SPRING HILL — Mimi Rosenthal, 101, pushed her Winnie Walker off to the side and sat back in the black leather chair. At 4 feet, 10 inches, her feet didn't quite rest on the floor. And for her third tattoo, she wanted to be comfortable.
"Let's find something for your feet," said tattoo artist Michelle Gallo-Kohlas, a longtime family friend entrusted with the honor of inking Rosenthal's arm.
Several teenage girls' voices traveled down the hall Saturday afternoon from the waiting room of Requiem Body Art, an upscale piercing and tattoo shop.
"Is she getting a tattoo?"
"Are you serious?"
"That is soooo cool!"
For Rosenthal, who was born in a small Kansas town in 1909, life has been an adventure.
She studied journalism in Nebraska and advertising in New York. She married a man she has outlived by nearly 50 years. She has two daughters, three grandchildren and four great-grandchildren.
She spent the majority of her life living and working on Long Island, and has an accent to prove it. But she got to see the world — Portugal, South Africa, India and China — thanks to her career in a travel agency.
At 85, Rosenthal was diagnosed with breast cancer. With the help of chemotherapy, she conquered that, too. Now she lives in Surfside Beach, S.C., with her daughter. She spends her time reading the New York Times online, communicating on Facebook and participating in a couple of book groups.
And with her characteristic wit, she has embraced body art.
"Did you say your friends call you the Tattoo Lady?" a reporter asked.
"I was kidding," she dead-panned.
At age 99, Rosenthal decided to get her first tattoo, a tiny blue butterfly about the size of a dime.
Gallo-Kohlas remembers Rosenthal looking at the finished tattoo and proclaiming it too small.
At 100, Rosenthal tried again, this time much bigger and on the other leg.
The silver-dollar-sized flower was better, but it required her to lift her pant leg to show it off. Next time, she decided, she'd get one on her arm.
Meredith Herrmann, 34, eyes her grandmother's tattoos with a smug sense of irony. Herrmann remembers the family's reaction when she got her own first tattoo at 17.
"We're Jewish," she said. "I thought they'd kill me."
And what did Rosenthal think back then?
"She didn't approve at first," Herrmann said. "It's such a generation gap."
So what changed Rosenthal's mind?

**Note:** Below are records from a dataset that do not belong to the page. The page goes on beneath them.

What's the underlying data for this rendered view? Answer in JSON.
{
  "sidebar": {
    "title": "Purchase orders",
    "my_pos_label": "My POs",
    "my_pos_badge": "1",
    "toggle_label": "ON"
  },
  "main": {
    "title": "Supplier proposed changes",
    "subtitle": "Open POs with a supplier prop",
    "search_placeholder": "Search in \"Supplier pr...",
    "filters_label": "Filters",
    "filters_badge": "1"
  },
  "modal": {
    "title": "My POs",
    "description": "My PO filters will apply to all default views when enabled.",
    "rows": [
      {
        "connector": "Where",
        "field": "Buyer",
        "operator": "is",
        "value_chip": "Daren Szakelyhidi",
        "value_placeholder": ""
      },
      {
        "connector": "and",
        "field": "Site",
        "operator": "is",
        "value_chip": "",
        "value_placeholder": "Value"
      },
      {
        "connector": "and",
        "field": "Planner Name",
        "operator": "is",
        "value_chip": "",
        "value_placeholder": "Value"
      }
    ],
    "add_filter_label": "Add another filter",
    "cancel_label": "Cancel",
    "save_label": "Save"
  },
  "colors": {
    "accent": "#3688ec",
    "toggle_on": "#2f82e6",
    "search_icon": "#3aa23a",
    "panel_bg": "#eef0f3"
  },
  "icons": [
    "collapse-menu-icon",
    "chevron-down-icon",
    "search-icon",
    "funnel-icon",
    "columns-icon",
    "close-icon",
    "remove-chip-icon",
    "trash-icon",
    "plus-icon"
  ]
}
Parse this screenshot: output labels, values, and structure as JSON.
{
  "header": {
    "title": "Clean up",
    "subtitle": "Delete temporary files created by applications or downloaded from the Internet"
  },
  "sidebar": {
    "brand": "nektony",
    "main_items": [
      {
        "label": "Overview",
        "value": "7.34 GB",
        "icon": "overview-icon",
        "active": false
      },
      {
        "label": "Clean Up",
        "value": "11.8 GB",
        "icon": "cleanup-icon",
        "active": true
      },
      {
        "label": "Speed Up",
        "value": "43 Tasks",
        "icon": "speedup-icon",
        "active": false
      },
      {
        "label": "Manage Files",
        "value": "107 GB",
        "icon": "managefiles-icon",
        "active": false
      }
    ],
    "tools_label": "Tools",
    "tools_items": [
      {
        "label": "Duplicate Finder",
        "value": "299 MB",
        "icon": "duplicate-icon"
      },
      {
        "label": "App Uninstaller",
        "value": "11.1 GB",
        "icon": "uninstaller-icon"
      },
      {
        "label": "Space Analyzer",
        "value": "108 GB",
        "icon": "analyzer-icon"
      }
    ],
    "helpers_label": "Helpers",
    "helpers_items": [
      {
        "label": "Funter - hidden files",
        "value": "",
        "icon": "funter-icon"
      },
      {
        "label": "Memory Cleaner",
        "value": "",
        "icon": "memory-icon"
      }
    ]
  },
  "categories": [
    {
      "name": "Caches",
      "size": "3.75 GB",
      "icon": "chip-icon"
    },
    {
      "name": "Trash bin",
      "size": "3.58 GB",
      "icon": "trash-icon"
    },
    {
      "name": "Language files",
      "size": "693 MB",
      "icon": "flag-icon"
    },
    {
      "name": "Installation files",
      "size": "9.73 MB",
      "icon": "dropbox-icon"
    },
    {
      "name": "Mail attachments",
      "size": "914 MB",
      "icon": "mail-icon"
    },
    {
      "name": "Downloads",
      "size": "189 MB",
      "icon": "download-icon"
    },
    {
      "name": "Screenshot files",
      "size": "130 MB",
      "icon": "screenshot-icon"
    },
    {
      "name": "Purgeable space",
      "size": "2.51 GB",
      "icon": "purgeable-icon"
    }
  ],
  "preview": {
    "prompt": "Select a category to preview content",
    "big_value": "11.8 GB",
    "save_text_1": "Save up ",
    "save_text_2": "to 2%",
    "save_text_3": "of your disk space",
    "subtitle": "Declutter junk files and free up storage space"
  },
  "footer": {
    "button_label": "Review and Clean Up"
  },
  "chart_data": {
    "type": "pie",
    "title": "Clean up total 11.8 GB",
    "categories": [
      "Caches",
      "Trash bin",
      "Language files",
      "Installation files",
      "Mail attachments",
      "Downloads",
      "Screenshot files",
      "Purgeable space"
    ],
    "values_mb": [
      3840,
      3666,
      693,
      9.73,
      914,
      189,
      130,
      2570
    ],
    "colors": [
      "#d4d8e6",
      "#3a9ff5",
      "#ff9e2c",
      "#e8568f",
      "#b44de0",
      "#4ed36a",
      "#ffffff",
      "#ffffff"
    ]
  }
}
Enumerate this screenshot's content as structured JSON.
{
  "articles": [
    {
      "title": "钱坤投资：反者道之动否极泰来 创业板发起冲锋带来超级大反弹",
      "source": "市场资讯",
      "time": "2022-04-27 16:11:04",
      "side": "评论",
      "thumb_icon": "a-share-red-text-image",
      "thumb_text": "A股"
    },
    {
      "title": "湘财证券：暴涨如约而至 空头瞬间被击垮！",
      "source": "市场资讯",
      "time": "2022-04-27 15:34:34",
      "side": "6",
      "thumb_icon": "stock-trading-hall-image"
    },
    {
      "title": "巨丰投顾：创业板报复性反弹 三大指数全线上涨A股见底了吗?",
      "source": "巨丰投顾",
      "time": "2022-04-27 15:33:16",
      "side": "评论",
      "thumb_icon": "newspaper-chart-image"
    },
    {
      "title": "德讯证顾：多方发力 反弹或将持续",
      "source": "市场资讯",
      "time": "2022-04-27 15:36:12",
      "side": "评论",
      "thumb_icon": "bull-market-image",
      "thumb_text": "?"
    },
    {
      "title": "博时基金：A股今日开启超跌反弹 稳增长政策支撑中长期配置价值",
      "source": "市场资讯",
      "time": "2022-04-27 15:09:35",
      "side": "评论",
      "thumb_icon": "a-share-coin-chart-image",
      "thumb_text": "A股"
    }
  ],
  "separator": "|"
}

Why a tattoo? Why now?
"Why not?" Rosenthal said.
Whether it was her idea or the suggestion of family members is debatable.
Rosenthal says they love to say she's 101 and has a tattoo.
They say she likes the attention.
On Saturday, Gallo-Kohlas worked carefully and slowly on the fleshy part of Rosenthal's left arm.
She had selected a yellow sunflower for this tattoo.
"Her skin is so fragile," Gallo-Kohlas said. "It's like uncharted territory."
It took longer than they thought it would, but Rosenthal was pleased with the results.
"It's pretty," she said with a broad smile.
Will there be a next time?
"Next time I'm getting it on my butt," Rosenthal said, kidding again.
Shary Lyssy Marshall can be reached at firstname.lastname@example.org.